China’s President Xi Jinping has met US Secretary of State Antony Blinken in Beijing – as the world’s two biggest economies look to cool rising tensions.
Mr Xi also said the two countries had made “progress and reached agreement” on “some specific issues”.
The Chinese leader spoke to Mr Blinken while sat at the head of a long conference table in Beijing’s Great Hall of the People.
Mr Blinken, meanwhile, said the two countries agreed the need to stabilise their relationship and that the US would work with China in areas of mutual interest – such as food safety.
He also reiterated Washington’s long-standing “One China” policy – in which the US maintains official relations with Beijing and “robustly informal” ones with Taiwan.
However, Mr Blinken said that he raised Washington’s “concerns” with Mr Xi about China’s “provocative” actions in the Taiwan strait.

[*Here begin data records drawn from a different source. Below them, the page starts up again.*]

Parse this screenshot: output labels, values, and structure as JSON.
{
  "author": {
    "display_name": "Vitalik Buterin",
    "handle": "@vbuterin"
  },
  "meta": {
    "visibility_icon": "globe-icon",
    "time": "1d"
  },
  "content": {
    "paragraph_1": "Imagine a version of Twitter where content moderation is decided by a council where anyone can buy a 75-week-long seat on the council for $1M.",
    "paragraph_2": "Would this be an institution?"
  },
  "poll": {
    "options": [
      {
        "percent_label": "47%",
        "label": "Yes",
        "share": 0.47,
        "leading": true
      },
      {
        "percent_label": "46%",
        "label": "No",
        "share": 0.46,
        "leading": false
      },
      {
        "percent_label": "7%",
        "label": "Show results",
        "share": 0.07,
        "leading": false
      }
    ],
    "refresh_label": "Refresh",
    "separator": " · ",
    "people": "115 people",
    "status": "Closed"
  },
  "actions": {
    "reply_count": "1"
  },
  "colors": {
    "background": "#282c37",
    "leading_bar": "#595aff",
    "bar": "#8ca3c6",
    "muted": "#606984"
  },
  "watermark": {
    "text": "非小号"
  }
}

It comes after Mr Blinken – who is in China for his second day of meetings – met China’s top diplomat earlier on Monday and foreign minister Qin Gang on Sunday.
He is the first US secretary of state to visit China in five years, and also the highest-level US official to visit China since Joe Biden took office in January 2021.
The visit had been postponed from earlier in the year following the spy balloon saga, when a suspected Chinese surveillance device flew over US airspace for several days before being shot down.
Mr Blinken’s visit is expected to usher in a new round of visits by senior US and Chinese officials – possibly including a meeting between Mr Xi and Mr Biden in the coming months.
In earlier “positive” meetings between Mr Blinken and senior Chinese officials, the two sides expressed willingness to talk.
However, they showed little inclination to bend on hardened positions such as Taiwan – the self-governing island that Beijing claims as its own territory.
They are also at odds over issues ranging from trade, US efforts to hold back China’s semiconductor industry, and the ruling Communist Party’s human rights track record.
On Sunday, Mr Blinken “emphasised the importance of diplomacy and maintaining open channels of communication” during his meeting with Mr Qin, according to a statement by the US State Department.
Regular talks would “reduce the risk of misperception and miscalculation”, the department added.
China’s ministry of foreign affairs said in a statement Mr Blinken’s visit “coincides with a critical juncture in China-US” relations.
It also blamed the US’s “erroneous perception” of China for the current “low point” in relations and called for the US to lift unilateral sanctions and the suppression of its technology.